The public display industry keeps many species of marine mammals captive in concrete tanks, especially whales and dolphins. The Humane Society of the United States believes that these animals are best seen in their natural coastal and ocean environments instead of being held captive simply to entertain people.
Life in the wild
The very nature of these animals makes them uniquely unsuited to confinement. In the wild, whales and dolphins live in groups, often in tight family units. Family bonds often last many years. In some species, they last for a lifetime.
Whales and dolphins travel long distances each day, sometimes swimming in a straight line for a hundred miles as they search for food and socialize, other times remaining in a certain area for hours or days, moving for miles along a coastline and then turning to retrace their path. These marine mammals can dive up to several hundred meters and stay underwater for half an hour or more. They would normally spend only 10 to 20 percent of their time at the surface.
The sea is to whales and dolphins much as the air is to birds—a three-dimensional environment, where they can move up and down and side to side. But whales and dolphins don't stop to perch. They never come to shore, as seals and sea lions do. Whales and dolphins are always swimming, even when they "sleep." They are "voluntary breathers," conscious during every breath they take. They are always aware and always moving. Understanding this, it is difficult to imagine the tragedy of life in no more than a tiny swimming pool.
Life in captivity
Life for captive whales and dolphins is nothing like a life in the sea. It is almost impossible to maintain a family group in captivity as animals are traded among different facilities. Their tanks allow only a few strokes in any direction before coming to a wall. Because tanks are shallow, the natural tendencies of whales and dolphins are reversed—they must spend more than half their time at the tank's surface.
This unnatural situation can cause skin problems. In addition, in captive killer whales (orcas), it is the probable cause of dorsal fin collapse. Without the support of water, gravity pulls their tall, top fins over as the whale matures. Collapsed fins are experienced by all captive male orcas and many captive female orcas. However, they are observed in only about one percent of orcas in the wild.

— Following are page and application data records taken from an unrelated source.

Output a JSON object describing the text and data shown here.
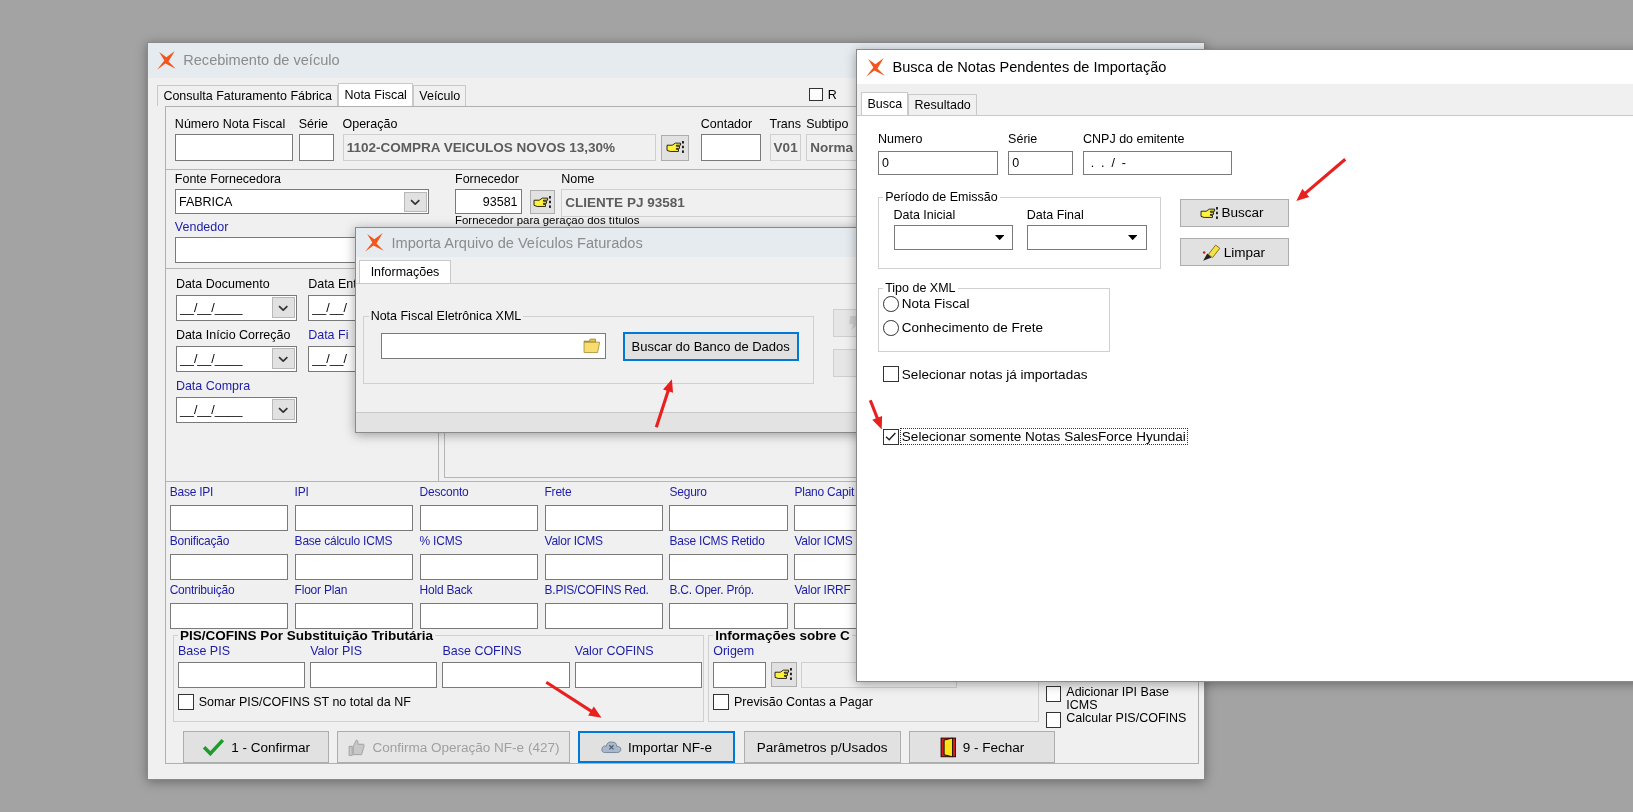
{
  "main_window": {
    "title": "Recebimento de veículo",
    "tabs": [
      {
        "label": "Consulta Faturamento Fábrica",
        "selected": false
      },
      {
        "label": "Nota Fiscal",
        "selected": true
      },
      {
        "label": "Veículo",
        "selected": false
      }
    ],
    "corner_checkbox": {
      "label": "R",
      "checked": false
    },
    "invoice_fields": [
      {
        "label": "Número Nota Fiscal",
        "kind": "input"
      },
      {
        "label": "Série",
        "kind": "input"
      },
      {
        "label": "Operação",
        "kind": "lookup",
        "value": "1102-COMPRA VEICULOS NOVOS 13,30%"
      },
      {
        "label": "Contador",
        "kind": "input"
      },
      {
        "label": "Trans",
        "kind": "readonly",
        "value": "V01"
      },
      {
        "label": "Subtipo",
        "kind": "readonly",
        "value": "Norma"
      }
    ],
    "supplier": {
      "source_label": "Fonte Fornecedora",
      "source_value": "FABRICA",
      "supplier_label": "Fornecedor",
      "supplier_value": "93581",
      "name_label": "Nome",
      "name_value": "CLIENTE PJ 93581",
      "note": "Fornecedor para geração dos títulos",
      "seller_label": "Vendedor"
    },
    "dates": [
      {
        "label": "Data Documento",
        "value": "__/__/____",
        "color": "#000000"
      },
      {
        "label": "Data Ent",
        "value": "__/__/",
        "color": "#000000"
      },
      {
        "label": "Data Início Correção",
        "value": "__/__/____",
        "color": "#000000"
      },
      {
        "label": "Data Fi",
        "value": "__/__/",
        "color": "#1c1ca8"
      },
      {
        "label": "Data Compra",
        "value": "__/__/____",
        "color": "#1c1ca8"
      }
    ],
    "amount_rows": [
      [
        "Base IPI",
        "IPI",
        "Desconto",
        "Frete",
        "Seguro",
        "Plano Capit"
      ],
      [
        "Bonificação",
        "Base cálculo ICMS",
        "% ICMS",
        "Valor ICMS",
        "Base ICMS Retido",
        "Valor ICMS"
      ],
      [
        "Contribuição",
        "Floor Plan",
        "Hold Back",
        "B.PIS/COFINS Red.",
        "B.C. Oper. Próp.",
        "Valor IRRF"
      ]
    ],
    "pis_cofins": {
      "title": "PIS/COFINS Por Substituição Tributária",
      "fields": [
        "Base PIS",
        "Valor PIS",
        "Base COFINS",
        "Valor COFINS"
      ],
      "checkbox": {
        "label": "Somar PIS/COFINS ST no total da NF",
        "checked": false
      }
    },
    "info_group": {
      "title": "Informações sobre C",
      "origin_label": "Origem",
      "checkbox": {
        "label": "Previsão Contas a Pagar",
        "checked": false
      }
    },
    "side_checkboxes": [
      {
        "label": "Adicionar IPI Base ICMS",
        "checked": false
      },
      {
        "label": "Calcular PIS/COFINS",
        "checked": false
      }
    ],
    "buttons": [
      {
        "label": "1 - Confirmar",
        "kind": "confirm",
        "disabled": false,
        "focused": false
      },
      {
        "label": "Confirma Operação NF-e (427)",
        "kind": "approve",
        "disabled": true,
        "focused": false
      },
      {
        "label": "Importar NF-e",
        "kind": "import",
        "disabled": false,
        "focused": true
      },
      {
        "label": "Parâmetros p/Usados",
        "kind": "plain",
        "disabled": false,
        "focused": false
      },
      {
        "label": "9 - Fechar",
        "kind": "exit",
        "disabled": false,
        "focused": false
      }
    ]
  },
  "import_dialog": {
    "title": "Importa Arquivo de Veículos Faturados",
    "tabs": [
      {
        "label": "Informações",
        "selected": true
      }
    ],
    "group_title": "Nota Fiscal Eletrônica XML",
    "search_button": "Buscar do Banco de Dados"
  },
  "search_window": {
    "title": "Busca de Notas Pendentes de Importação",
    "tabs": [
      {
        "label": "Busca",
        "selected": true
      },
      {
        "label": "Resultado",
        "selected": false
      }
    ],
    "fields": [
      {
        "label": "Numero",
        "value": "0"
      },
      {
        "label": "Série",
        "value": "0"
      },
      {
        "label": "CNPJ do emitente",
        "value": " .  .  /  -"
      }
    ],
    "period": {
      "title": "Período de Emissão",
      "fields": [
        "Data Inicial",
        "Data Final"
      ]
    },
    "actions": [
      {
        "label": "Buscar",
        "kind": "search"
      },
      {
        "label": "Limpar",
        "kind": "clear"
      }
    ],
    "xml_type": {
      "title": "Tipo de XML",
      "options": [
        {
          "label": "Nota Fiscal",
          "selected": false
        },
        {
          "label": "Conhecimento de Frete",
          "selected": false
        }
      ]
    },
    "checkboxes": [
      {
        "label": "Selecionar notas já importadas",
        "checked": false,
        "focused": false
      },
      {
        "label": "Selecionar somente Notas SalesForce Hyundai",
        "checked": true,
        "focused": true
      }
    ]
  }
}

In a tank, the environment is monotonous and limited in scope. Sonar clicks, the method by which individuals navigate and explore their surroundings, have limited utility in such an environment. These animals, who are perpetually aware, have nothing like the varied stimulation of plants and fish and other animals in their natural environment. In perpetual motion, they are forced into literally endless circles. Life for these animals is a mere shadow of what it was in the wild.
What must life be like for these complex, gregarious, three-dimensional creatures who must live in a comparatively bland concrete enclosure? The parents or grandparents of most of the dolphins in captivity in the United States were captured from the wild. Some nations still capture and sell them.
At first look, a whale or dolphin show may seem exciting, even for the animals. But when you look past the show to the high mortality rates and stress-related causes of death in captive whales and dolphins, the effects of captivity suggest a far harsher reality. The public display of whales and dolphins in marine parks and aquariums is waning in Europe and Canada, but it is still common in the United States and is increasing in developing countries, particularly those in Asia.
Although seals and sea lions may breed readily in captivity, only a few species are held in numbers large enough to sustain a breeding population. Some species of whales and dolphins, on the other hand, do not breed well in captivity and some have never produced surviving offspring. Many of the captive dolphins and whales have shorter life expectancy than others of their species who still live in the wild.
The businesses that charge the public to see and interact with whales and dolphins in captivity contend that public display serves educational and conservation purposes. However, experience has proven that public display does not effectively educate the public who generally learn little of value about the animals that are on display in shows and swim-with facilities. Profit, not education, is the reason they are captive in zoos and aquariums. For a marine mammal, tanks are prisons. The monotonous, confined life of animals in captivity is a mere shadow of what life was like for them in the wild. The Humane Society of the United States believes that animals in bare tanks do not present a realistic image of natural behaviors or natural habitats. Marine mammals are best protected by cleaning up and protecting their habitats. Truly appreciating them means seeing them along the coast and in the rich ocean environment where they belong.